Task directions. Nothing but a number belongs in the answer: how many lines of the records below contain the string "DEERE".

*** Records for this task Section Begins ***

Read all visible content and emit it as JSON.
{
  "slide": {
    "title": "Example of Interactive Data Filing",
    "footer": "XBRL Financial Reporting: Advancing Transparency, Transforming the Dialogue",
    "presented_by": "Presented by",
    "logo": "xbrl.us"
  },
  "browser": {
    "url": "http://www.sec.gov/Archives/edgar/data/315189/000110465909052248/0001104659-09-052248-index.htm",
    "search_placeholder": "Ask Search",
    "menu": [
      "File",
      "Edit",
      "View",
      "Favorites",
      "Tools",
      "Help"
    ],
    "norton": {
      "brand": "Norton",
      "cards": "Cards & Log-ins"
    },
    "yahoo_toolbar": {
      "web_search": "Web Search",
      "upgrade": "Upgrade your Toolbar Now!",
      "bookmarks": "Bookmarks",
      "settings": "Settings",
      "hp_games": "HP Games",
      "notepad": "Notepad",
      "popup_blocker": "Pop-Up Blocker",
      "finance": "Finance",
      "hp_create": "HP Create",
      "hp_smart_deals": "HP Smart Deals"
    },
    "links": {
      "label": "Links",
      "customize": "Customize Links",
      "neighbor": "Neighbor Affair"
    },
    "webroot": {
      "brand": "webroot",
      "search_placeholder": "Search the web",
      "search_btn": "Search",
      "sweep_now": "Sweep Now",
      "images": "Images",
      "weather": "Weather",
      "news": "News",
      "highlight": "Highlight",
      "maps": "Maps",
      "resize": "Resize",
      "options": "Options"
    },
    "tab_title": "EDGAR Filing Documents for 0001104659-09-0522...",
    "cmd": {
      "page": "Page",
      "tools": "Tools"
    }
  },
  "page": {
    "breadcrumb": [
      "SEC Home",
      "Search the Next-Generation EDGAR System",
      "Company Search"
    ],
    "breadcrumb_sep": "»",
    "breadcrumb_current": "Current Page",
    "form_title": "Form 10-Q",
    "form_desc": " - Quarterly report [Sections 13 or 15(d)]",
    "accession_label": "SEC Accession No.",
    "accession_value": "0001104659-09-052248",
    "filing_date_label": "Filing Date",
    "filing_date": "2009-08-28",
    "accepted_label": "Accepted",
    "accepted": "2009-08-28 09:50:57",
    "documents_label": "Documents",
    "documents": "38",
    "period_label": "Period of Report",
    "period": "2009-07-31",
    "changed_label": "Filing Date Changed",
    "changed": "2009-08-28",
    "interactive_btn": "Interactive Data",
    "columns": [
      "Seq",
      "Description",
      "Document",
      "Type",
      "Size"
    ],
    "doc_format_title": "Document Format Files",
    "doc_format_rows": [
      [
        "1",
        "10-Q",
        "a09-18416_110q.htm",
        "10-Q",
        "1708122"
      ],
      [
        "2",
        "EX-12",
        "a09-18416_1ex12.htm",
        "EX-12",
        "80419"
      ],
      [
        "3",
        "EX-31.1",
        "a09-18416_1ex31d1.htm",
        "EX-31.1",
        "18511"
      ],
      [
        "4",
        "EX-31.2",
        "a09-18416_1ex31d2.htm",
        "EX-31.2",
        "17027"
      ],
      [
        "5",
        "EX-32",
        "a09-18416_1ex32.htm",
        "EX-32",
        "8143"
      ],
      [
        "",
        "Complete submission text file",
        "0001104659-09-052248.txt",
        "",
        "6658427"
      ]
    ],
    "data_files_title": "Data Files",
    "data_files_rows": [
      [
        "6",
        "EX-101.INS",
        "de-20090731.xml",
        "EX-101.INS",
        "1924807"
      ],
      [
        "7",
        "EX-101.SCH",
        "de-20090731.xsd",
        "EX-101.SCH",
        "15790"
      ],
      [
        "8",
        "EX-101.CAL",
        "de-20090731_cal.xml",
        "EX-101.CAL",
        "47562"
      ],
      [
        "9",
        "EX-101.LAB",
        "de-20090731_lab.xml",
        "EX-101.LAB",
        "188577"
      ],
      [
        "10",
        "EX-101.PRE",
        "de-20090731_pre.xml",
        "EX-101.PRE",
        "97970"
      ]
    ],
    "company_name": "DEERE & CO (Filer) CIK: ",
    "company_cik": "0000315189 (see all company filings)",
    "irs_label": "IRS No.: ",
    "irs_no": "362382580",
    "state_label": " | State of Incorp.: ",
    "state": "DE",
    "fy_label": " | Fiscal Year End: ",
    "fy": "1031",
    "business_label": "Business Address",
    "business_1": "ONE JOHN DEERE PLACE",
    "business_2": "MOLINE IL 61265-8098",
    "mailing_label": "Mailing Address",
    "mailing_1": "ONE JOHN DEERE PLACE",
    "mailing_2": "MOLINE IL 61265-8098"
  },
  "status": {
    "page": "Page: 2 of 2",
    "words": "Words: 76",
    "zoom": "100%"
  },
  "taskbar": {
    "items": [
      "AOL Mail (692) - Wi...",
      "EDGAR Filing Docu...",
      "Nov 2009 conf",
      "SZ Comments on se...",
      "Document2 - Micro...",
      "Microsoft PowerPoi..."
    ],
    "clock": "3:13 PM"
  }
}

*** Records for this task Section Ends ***

Reply to the task. 3